Without including any pictures, give back all of the data exactly.
(Record excerpts begins)
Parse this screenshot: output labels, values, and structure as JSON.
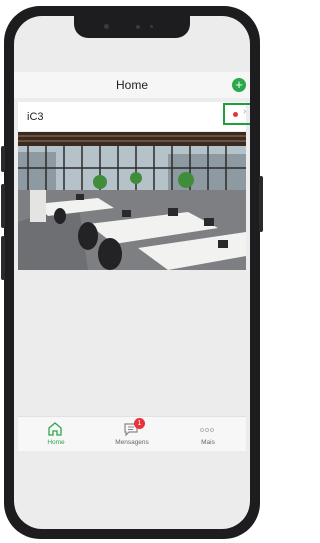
{
  "header": {
    "title": "Home"
  },
  "device": {
    "name": "iC3",
    "recording_icon": "record-dot-icon"
  },
  "tabs": [
    {
      "label": "Home",
      "icon": "home-icon",
      "active": true
    },
    {
      "label": "Mensagens",
      "icon": "message-icon",
      "badge": "1"
    },
    {
      "label": "Mais",
      "icon": "more-dots-icon"
    }
  ],
  "colors": {
    "accent": "#2aa84a",
    "alert": "#e8323c"
  }
}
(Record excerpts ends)
Answer:
Parse this screenshot: output labels, values, and structure as JSON.
{
  "header": {
    "title": "Home"
  },
  "device": {
    "name": "iC3",
    "recording_icon": "record-dot-icon"
  },
  "tabs": [
    {
      "label": "Home",
      "icon": "home-icon",
      "active": true
    },
    {
      "label": "Mensagens",
      "icon": "message-icon",
      "badge": "1"
    },
    {
      "label": "Mais",
      "icon": "more-dots-icon"
    }
  ],
  "colors": {
    "accent": "#2aa84a",
    "alert": "#e8323c"
  }
}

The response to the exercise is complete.